◆ Instructions to follow
Look through the entries below. Say how many lines include "this", with nothing added.

[Data to examine — start]

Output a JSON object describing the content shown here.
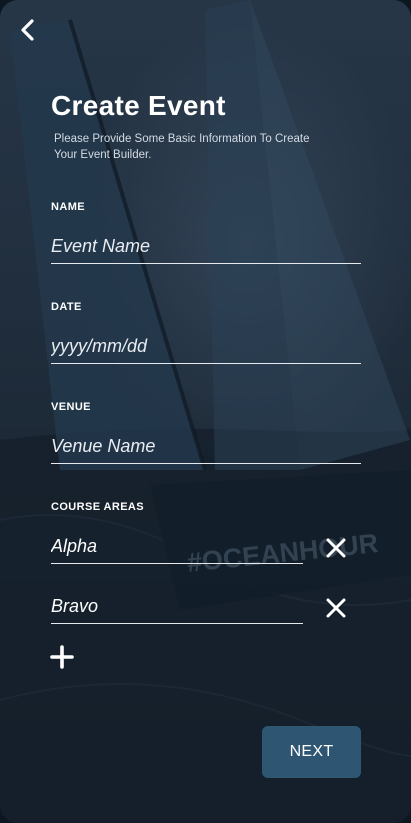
{
  "header": {
    "back_icon": "chevron-left-icon",
    "title": "Create Event",
    "subtitle": "Please Provide Some Basic Information To Create Your Event Builder."
  },
  "form": {
    "name": {
      "label": "NAME",
      "placeholder": "Event Name",
      "value": ""
    },
    "date": {
      "label": "DATE",
      "placeholder": "yyyy/mm/dd",
      "value": ""
    },
    "venue": {
      "label": "VENUE",
      "placeholder": "Venue Name",
      "value": ""
    },
    "course_areas": {
      "label": "COURSE AREAS",
      "items": [
        {
          "value": "Alpha",
          "remove_icon": "close-icon"
        },
        {
          "value": "Bravo",
          "remove_icon": "close-icon"
        }
      ],
      "add_icon": "plus-icon"
    }
  },
  "background": {
    "hull_text": "#OCEANHOUR"
  },
  "actions": {
    "next_label": "NEXT"
  },
  "colors": {
    "button": "#2e5673",
    "text": "#ffffff",
    "background": "#24313f"
  }
}
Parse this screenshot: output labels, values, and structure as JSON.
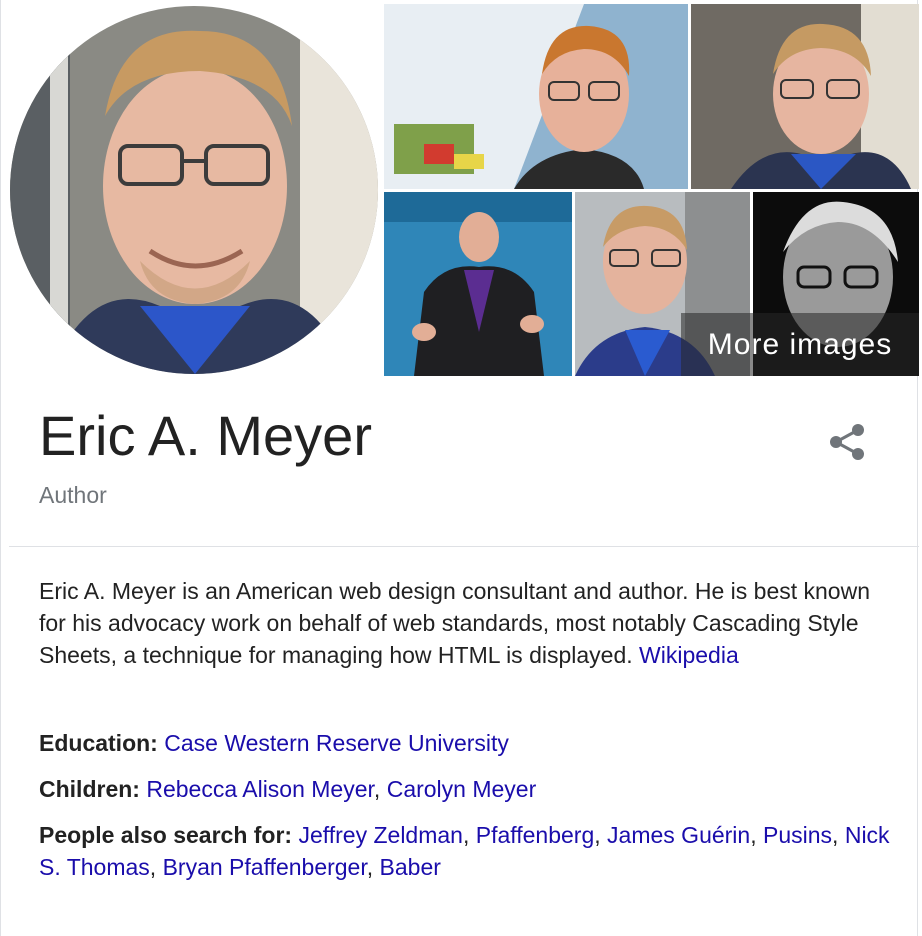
{
  "images": {
    "hero_alt": "Eric A. Meyer",
    "more_images_label": "More images"
  },
  "entity": {
    "name": "Eric A. Meyer",
    "type": "Author"
  },
  "description": {
    "text": "Eric A. Meyer is an American web design consultant and author. He is best known for his advocacy work on behalf of web standards, most notably Cascading Style Sheets, a technique for managing how HTML is displayed.",
    "source_link": "Wikipedia"
  },
  "facts": {
    "education": {
      "label": "Education:",
      "values": [
        "Case Western Reserve University"
      ]
    },
    "children": {
      "label": "Children:",
      "values": [
        "Rebecca Alison Meyer",
        "Carolyn Meyer"
      ]
    },
    "people_also_search": {
      "label": "People also search for:",
      "values": [
        "Jeffrey Zeldman",
        "Pfaffenberg",
        "James Guérin",
        "Pusins",
        "Nick S. Thomas",
        "Bryan Pfaffenberger",
        "Baber"
      ]
    }
  },
  "colors": {
    "link": "#1a0dab",
    "text": "#222222",
    "muted": "#70757a",
    "divider": "#dfe1e5"
  },
  "icons": {
    "share": "share-icon"
  }
}
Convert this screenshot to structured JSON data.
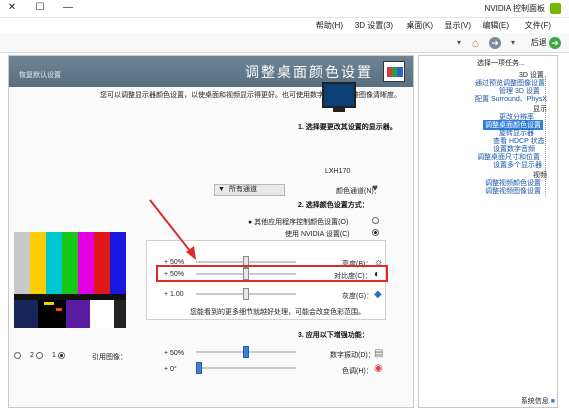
{
  "window": {
    "title": "NVIDIA 控制面板",
    "close_glyph": "✕",
    "maximize_glyph": "☐",
    "minimize_glyph": "—"
  },
  "menu": [
    "文件(F)",
    "编辑(E)",
    "显示(V)",
    "桌面(K)",
    "3D 设置(3)",
    "帮助(H)"
  ],
  "toolbar": {
    "back_label": "后退",
    "back_glyph": "➜",
    "home_glyph": "⌂",
    "forward_glyph": "➜"
  },
  "page": {
    "title": "调整桌面颜色设置",
    "restore_defaults": "恢复默认设置",
    "description_line1": "您可以调整显示器颜色设置，以使桌面和视频显示得更好。也可使用数字振动来调整图像清晰度。",
    "section1_title": "1. 选择要更改其设置的显示器。",
    "monitor_label": "LXH170",
    "section2_title": "2. 选择颜色设置方式：",
    "radio_other": "● 其他应用程序控制颜色设置(O)",
    "radio_nvidia": "使用 NVIDIA 设置(C)",
    "color_channel_label": "颜色通道(N)：",
    "color_channel_value": "所有通道",
    "brightness_label": "亮度(B)：",
    "brightness_value": "+ 50%",
    "contrast_label": "对比度(C)：",
    "contrast_value": "+ 50%",
    "gamma_label": "灰度(G)：",
    "gamma_value": "+ 1.00",
    "gamma_note": "您能看到的更多细节就越好处理，可能会改变色彩范围。",
    "section3_title": "3. 应用以下增强功能：",
    "vibrance_label": "数字振动(D)：",
    "vibrance_value": "+ 50%",
    "hue_label": "色调(H)：",
    "hue_value": "+ 0°",
    "reference_label": "引用图像：",
    "ref_options": [
      "1",
      "2",
      "3"
    ],
    "footer_link": "系统信息"
  },
  "sidebar": {
    "header": "选择一项任务...",
    "categories": [
      {
        "label": "3D 设置",
        "items": [
          "通过预览调整图像设置",
          "管理 3D 设置",
          "配置 Surround、PhysX"
        ]
      },
      {
        "label": "显示",
        "items": [
          "更改分辨率",
          "调整桌面颜色设置",
          "旋转显示器",
          "查看 HDCP 状态",
          "设置数字音频",
          "调整桌面尺寸和位置",
          "设置多个显示器"
        ]
      },
      {
        "label": "视频",
        "items": [
          "调整视频颜色设置",
          "调整视频图像设置"
        ]
      }
    ]
  },
  "colors": {
    "banner": "#6d8597",
    "highlight_red": "#e02a2a",
    "selected_blue": "#2f7fd8",
    "link_blue": "#1a55a6",
    "nvidia_green": "#76b900"
  },
  "levels": {
    "brightness": 0.5,
    "contrast": 0.5,
    "gamma": 0.5,
    "vibrance": 0.5,
    "hue": 0.0
  },
  "icons": [
    "close-icon",
    "maximize-icon",
    "minimize-icon",
    "nvidia-icon",
    "back-icon",
    "home-icon",
    "forward-icon",
    "monitor-icon",
    "brightness-icon",
    "contrast-icon",
    "gamma-icon",
    "hue-icon",
    "arrow-annotation-icon"
  ]
}
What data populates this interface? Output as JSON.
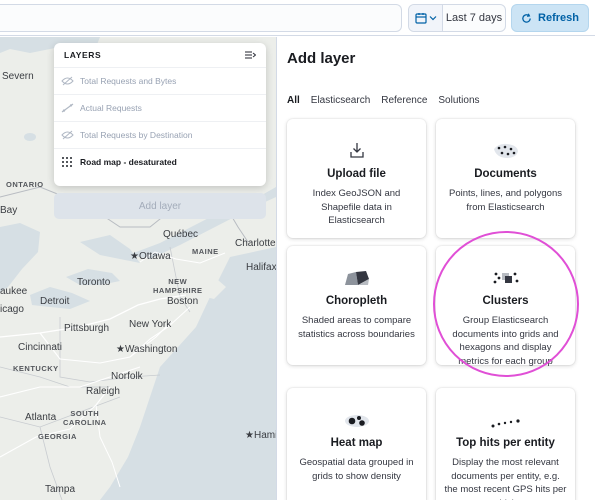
{
  "topbar": {
    "date_range": "Last 7 days",
    "refresh_label": "Refresh",
    "calendar_icon": "calendar-icon",
    "refresh_icon": "refresh-icon"
  },
  "map": {
    "labels": {
      "severn": "Severn",
      "ontario": "ONTARIO",
      "bay": "Bay",
      "quebec": "Québec",
      "maine": "MAINE",
      "charlotte": "Charlotte",
      "ottawa": "Ottawa",
      "halifax": "Halifax",
      "new_hampshire": "NEW\nHAMPSHIRE",
      "aukee": "aukee",
      "toronto": "Toronto",
      "boston": "Boston",
      "detroit": "Detroit",
      "icago": "icago",
      "pittsburgh": "Pittsburgh",
      "new_york": "New York",
      "cincinnati": "Cincinnati",
      "washington": "Washington",
      "kentucky": "KENTUCKY",
      "norfolk": "Norfolk",
      "raleigh": "Raleigh",
      "atlanta": "Atlanta",
      "south_carolina": "SOUTH\nCAROLINA",
      "georgia": "GEORGIA",
      "hami": "Hami",
      "tampa": "Tampa"
    }
  },
  "layers_panel": {
    "title": "LAYERS",
    "layers": [
      {
        "label": "Total Requests and Bytes",
        "icon": "eye-closed-icon",
        "active": false
      },
      {
        "label": "Actual Requests",
        "icon": "line-layer-icon",
        "active": false
      },
      {
        "label": "Total Requests by Destination",
        "icon": "eye-closed-icon",
        "active": false
      },
      {
        "label": "Road map - desaturated",
        "icon": "grid-tiles-icon",
        "active": true
      }
    ],
    "add_layer_label": "Add layer"
  },
  "flyout": {
    "title": "Add layer",
    "tabs": [
      "All",
      "Elasticsearch",
      "Reference",
      "Solutions"
    ],
    "cards": [
      {
        "title": "Upload file",
        "description": "Index GeoJSON and Shapefile data in Elasticsearch",
        "icon": "upload-file-icon"
      },
      {
        "title": "Documents",
        "description": "Points, lines, and polygons from Elasticsearch",
        "icon": "documents-icon"
      },
      {
        "title": "Choropleth",
        "description": "Shaded areas to compare statistics across boundaries",
        "icon": "choropleth-icon"
      },
      {
        "title": "Clusters",
        "description": "Group Elasticsearch documents into grids and hexagons and display metrics for each group",
        "icon": "clusters-icon"
      },
      {
        "title": "Heat map",
        "description": "Geospatial data grouped in grids to show density",
        "icon": "heat-map-icon"
      },
      {
        "title": "Top hits per entity",
        "description": "Display the most relevant documents per entity, e.g. the most recent GPS hits per vehicle.",
        "icon": "top-hits-icon"
      }
    ]
  },
  "colors": {
    "accent": "#0061a6",
    "refresh_bg": "#cce4f5",
    "highlight": "#e04fd6",
    "map_land": "#eceeea",
    "map_water": "#d6dfe4"
  }
}
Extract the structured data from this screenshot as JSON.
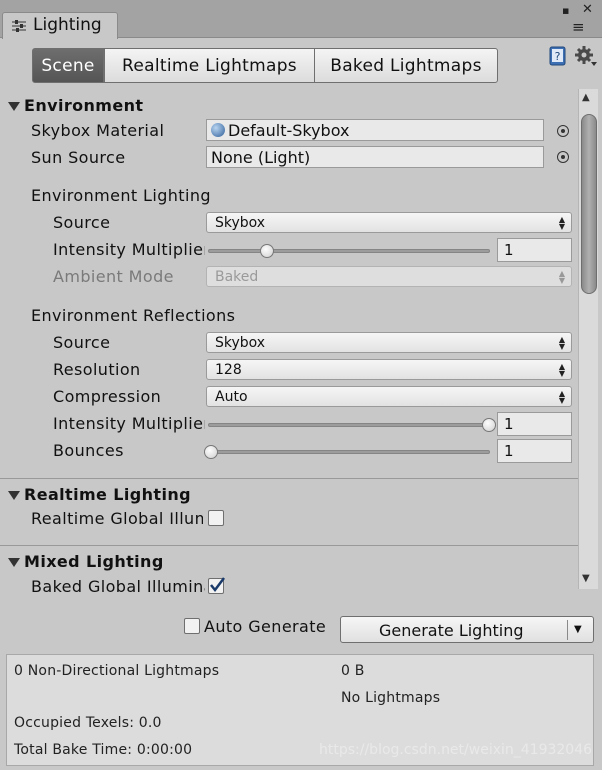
{
  "window": {
    "tab_title": "Lighting",
    "close_glyph": "▪",
    "menu_glyph": "≡"
  },
  "toolbar": {
    "tabs": [
      "Scene",
      "Realtime Lightmaps",
      "Baked Lightmaps"
    ],
    "active_tab": "Scene"
  },
  "environment": {
    "header": "Environment",
    "skybox_material": {
      "label": "Skybox Material",
      "value": "Default-Skybox"
    },
    "sun_source": {
      "label": "Sun Source",
      "value": "None (Light)"
    },
    "lighting": {
      "header": "Environment Lighting",
      "source": {
        "label": "Source",
        "value": "Skybox"
      },
      "intensity": {
        "label": "Intensity Multiplier",
        "value": "1",
        "slider_level": 0.2
      },
      "ambient_mode": {
        "label": "Ambient Mode",
        "value": "Baked"
      }
    },
    "reflections": {
      "header": "Environment Reflections",
      "source": {
        "label": "Source",
        "value": "Skybox"
      },
      "resolution": {
        "label": "Resolution",
        "value": "128"
      },
      "compression": {
        "label": "Compression",
        "value": "Auto"
      },
      "intensity": {
        "label": "Intensity Multiplier",
        "value": "1",
        "slider_level": 1.0
      },
      "bounces": {
        "label": "Bounces",
        "value": "1",
        "slider_level": 0.0
      }
    }
  },
  "realtime": {
    "header": "Realtime Lighting",
    "gi_label": "Realtime Global Illumination",
    "gi_checked": false
  },
  "mixed": {
    "header": "Mixed Lighting",
    "gi_label": "Baked Global Illumination",
    "gi_checked": true
  },
  "bottom": {
    "auto_generate_label": "Auto Generate",
    "auto_generate_checked": false,
    "generate_label": "Generate Lighting",
    "dropdown_glyph": "▼"
  },
  "stats": {
    "lightmaps": "0 Non-Directional Lightmaps",
    "size": "0 B",
    "no_lightmaps": "No Lightmaps",
    "texels": "Occupied Texels: 0.0",
    "bake_time": "Total Bake Time: 0:00:00"
  },
  "watermark": "https://blog.csdn.net/weixin_41932046",
  "icons": [
    "sliders-icon",
    "help-book-icon",
    "gear-icon",
    "object-picker-icon",
    "sphere-icon",
    "checkmark-icon"
  ],
  "colors": {
    "panel": "#c8c8c8",
    "active_tab": "#5f5f5f",
    "titlebar": "#a3a3a3"
  }
}
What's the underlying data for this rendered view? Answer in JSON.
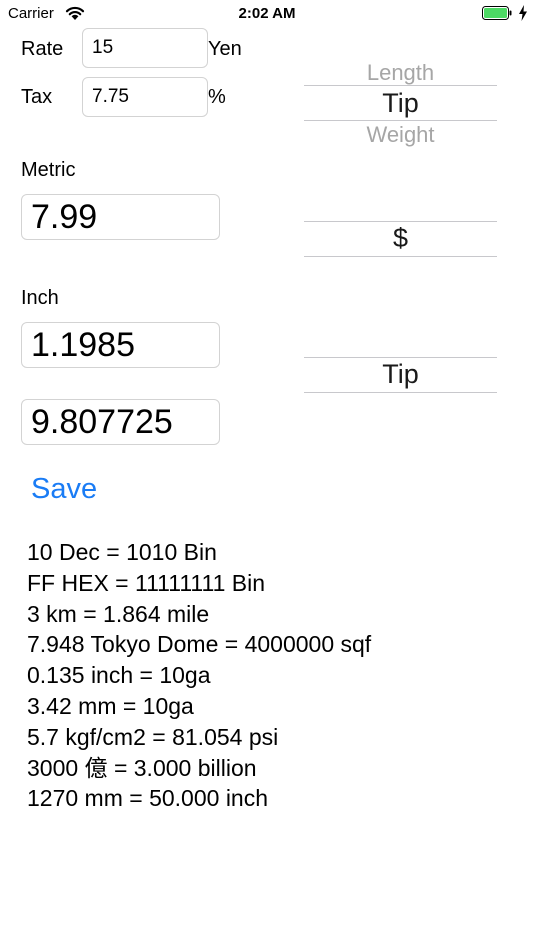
{
  "status_bar": {
    "carrier": "Carrier",
    "time": "2:02 AM",
    "wifi_icon": "wifi-icon",
    "battery_icon": "battery-icon",
    "charging_icon": "charging-bolt-icon"
  },
  "rate": {
    "label": "Rate",
    "value": "15",
    "unit": "Yen"
  },
  "tax": {
    "label": "Tax",
    "value": "7.75",
    "unit": "%"
  },
  "metric": {
    "label": "Metric",
    "value": "7.99"
  },
  "inch": {
    "label": "Inch",
    "value": "1.1985"
  },
  "result": {
    "value": "9.807725"
  },
  "category_picker": {
    "above": "Length",
    "selected": "Tip",
    "below": "Weight"
  },
  "metric_unit_picker": {
    "selected": "$"
  },
  "inch_unit_picker": {
    "selected": "Tip"
  },
  "save_label": "Save",
  "history": [
    "10 Dec = 1010 Bin",
    "FF HEX = 11111111 Bin",
    "3 km = 1.864 mile",
    "7.948 Tokyo Dome = 4000000 sqf",
    "0.135 inch =  10ga",
    "3.42 mm =  10ga",
    "5.7 kgf/cm2 = 81.054 psi",
    "3000 億 = 3.000 billion",
    "1270 mm = 50.000 inch"
  ],
  "colors": {
    "accent": "#1a7cf5",
    "battery": "#4cd964",
    "field_border": "#d3d3d3"
  }
}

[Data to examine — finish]

◆ Result of the exercise
5